--- Exercise directions ---
Every record is to be restated exactly, with nothing left out.

--- Data ---
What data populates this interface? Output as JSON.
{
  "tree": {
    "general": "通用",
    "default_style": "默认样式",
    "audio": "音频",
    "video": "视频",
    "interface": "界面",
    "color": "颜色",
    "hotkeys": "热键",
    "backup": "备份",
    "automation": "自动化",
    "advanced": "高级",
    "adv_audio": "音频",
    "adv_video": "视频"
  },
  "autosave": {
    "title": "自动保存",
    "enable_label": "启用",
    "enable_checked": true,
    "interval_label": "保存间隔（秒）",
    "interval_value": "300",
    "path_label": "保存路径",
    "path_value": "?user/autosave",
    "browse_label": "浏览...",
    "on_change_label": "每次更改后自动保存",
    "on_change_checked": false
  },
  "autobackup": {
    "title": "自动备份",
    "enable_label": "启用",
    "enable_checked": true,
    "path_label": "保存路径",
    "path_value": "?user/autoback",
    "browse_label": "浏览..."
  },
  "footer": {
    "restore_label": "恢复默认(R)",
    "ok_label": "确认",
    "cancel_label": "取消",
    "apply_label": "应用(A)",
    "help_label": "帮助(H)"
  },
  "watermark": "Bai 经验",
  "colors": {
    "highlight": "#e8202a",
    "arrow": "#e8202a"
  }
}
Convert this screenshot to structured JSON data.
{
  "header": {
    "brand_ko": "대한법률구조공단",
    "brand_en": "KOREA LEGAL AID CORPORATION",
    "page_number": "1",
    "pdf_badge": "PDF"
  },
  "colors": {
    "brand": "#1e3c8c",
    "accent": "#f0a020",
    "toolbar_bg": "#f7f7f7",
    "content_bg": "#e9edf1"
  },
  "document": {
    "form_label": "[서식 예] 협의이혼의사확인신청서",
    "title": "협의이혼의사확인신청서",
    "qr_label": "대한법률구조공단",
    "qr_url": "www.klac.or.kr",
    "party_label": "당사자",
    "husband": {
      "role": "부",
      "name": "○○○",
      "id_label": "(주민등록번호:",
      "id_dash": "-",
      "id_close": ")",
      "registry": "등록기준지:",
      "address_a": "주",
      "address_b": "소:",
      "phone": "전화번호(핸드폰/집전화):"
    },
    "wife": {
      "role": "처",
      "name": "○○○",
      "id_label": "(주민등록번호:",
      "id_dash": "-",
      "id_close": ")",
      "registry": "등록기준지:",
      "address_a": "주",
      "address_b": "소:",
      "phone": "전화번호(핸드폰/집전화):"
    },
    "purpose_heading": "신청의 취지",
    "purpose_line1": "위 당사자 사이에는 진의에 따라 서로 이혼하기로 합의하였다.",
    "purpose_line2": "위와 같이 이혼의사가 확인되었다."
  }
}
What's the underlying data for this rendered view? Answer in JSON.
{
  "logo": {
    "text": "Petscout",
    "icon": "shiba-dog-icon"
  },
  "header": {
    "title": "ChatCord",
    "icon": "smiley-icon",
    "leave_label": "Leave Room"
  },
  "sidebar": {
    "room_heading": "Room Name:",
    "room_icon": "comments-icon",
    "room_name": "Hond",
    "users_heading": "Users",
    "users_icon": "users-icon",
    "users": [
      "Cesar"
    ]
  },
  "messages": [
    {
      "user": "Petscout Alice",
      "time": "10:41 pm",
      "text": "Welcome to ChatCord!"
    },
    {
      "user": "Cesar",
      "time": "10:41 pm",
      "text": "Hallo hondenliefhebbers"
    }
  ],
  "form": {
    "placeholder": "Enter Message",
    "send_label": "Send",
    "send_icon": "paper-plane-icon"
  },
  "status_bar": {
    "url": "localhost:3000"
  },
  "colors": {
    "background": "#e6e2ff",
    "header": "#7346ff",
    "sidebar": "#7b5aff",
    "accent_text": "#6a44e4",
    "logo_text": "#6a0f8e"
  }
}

--- Your response ---
What data populates this interface? Output as JSON.
{
  "tree": {
    "general": "通用",
    "default_style": "默认样式",
    "audio": "音频",
    "video": "视频",
    "interface": "界面",
    "color": "颜色",
    "hotkeys": "热键",
    "backup": "备份",
    "automation": "自动化",
    "advanced": "高级",
    "adv_audio": "音频",
    "adv_video": "视频"
  },
  "autosave": {
    "title": "自动保存",
    "enable_label": "启用",
    "enable_checked": true,
    "interval_label": "保存间隔（秒）",
    "interval_value": "300",
    "path_label": "保存路径",
    "path_value": "?user/autosave",
    "browse_label": "浏览...",
    "on_change_label": "每次更改后自动保存",
    "on_change_checked": false
  },
  "autobackup": {
    "title": "自动备份",
    "enable_label": "启用",
    "enable_checked": true,
    "path_label": "保存路径",
    "path_value": "?user/autoback",
    "browse_label": "浏览..."
  },
  "footer": {
    "restore_label": "恢复默认(R)",
    "ok_label": "确认",
    "cancel_label": "取消",
    "apply_label": "应用(A)",
    "help_label": "帮助(H)"
  },
  "watermark": "Bai 经验",
  "colors": {
    "highlight": "#e8202a",
    "arrow": "#e8202a"
  }
}
Convert this screenshot to structured JSON data.
{
  "header": {
    "brand_ko": "대한법률구조공단",
    "brand_en": "KOREA LEGAL AID CORPORATION",
    "page_number": "1",
    "pdf_badge": "PDF"
  },
  "colors": {
    "brand": "#1e3c8c",
    "accent": "#f0a020",
    "toolbar_bg": "#f7f7f7",
    "content_bg": "#e9edf1"
  },
  "document": {
    "form_label": "[서식 예] 협의이혼의사확인신청서",
    "title": "협의이혼의사확인신청서",
    "qr_label": "대한법률구조공단",
    "qr_url": "www.klac.or.kr",
    "party_label": "당사자",
    "husband": {
      "role": "부",
      "name": "○○○",
      "id_label": "(주민등록번호:",
      "id_dash": "-",
      "id_close": ")",
      "registry": "등록기준지:",
      "address_a": "주",
      "address_b": "소:",
      "phone": "전화번호(핸드폰/집전화):"
    },
    "wife": {
      "role": "처",
      "name": "○○○",
      "id_label": "(주민등록번호:",
      "id_dash": "-",
      "id_close": ")",
      "registry": "등록기준지:",
      "address_a": "주",
      "address_b": "소:",
      "phone": "전화번호(핸드폰/집전화):"
    },
    "purpose_heading": "신청의 취지",
    "purpose_line1": "위 당사자 사이에는 진의에 따라 서로 이혼하기로 합의하였다.",
    "purpose_line2": "위와 같이 이혼의사가 확인되었다."
  }
}
What's the underlying data for this rendered view? Answer in JSON.
{
  "logo": {
    "text": "Petscout",
    "icon": "shiba-dog-icon"
  },
  "header": {
    "title": "ChatCord",
    "icon": "smiley-icon",
    "leave_label": "Leave Room"
  },
  "sidebar": {
    "room_heading": "Room Name:",
    "room_icon": "comments-icon",
    "room_name": "Hond",
    "users_heading": "Users",
    "users_icon": "users-icon",
    "users": [
      "Cesar"
    ]
  },
  "messages": [
    {
      "user": "Petscout Alice",
      "time": "10:41 pm",
      "text": "Welcome to ChatCord!"
    },
    {
      "user": "Cesar",
      "time": "10:41 pm",
      "text": "Hallo hondenliefhebbers"
    }
  ],
  "form": {
    "placeholder": "Enter Message",
    "send_label": "Send",
    "send_icon": "paper-plane-icon"
  },
  "status_bar": {
    "url": "localhost:3000"
  },
  "colors": {
    "background": "#e6e2ff",
    "header": "#7346ff",
    "sidebar": "#7b5aff",
    "accent_text": "#6a44e4",
    "logo_text": "#6a0f8e"
  }
}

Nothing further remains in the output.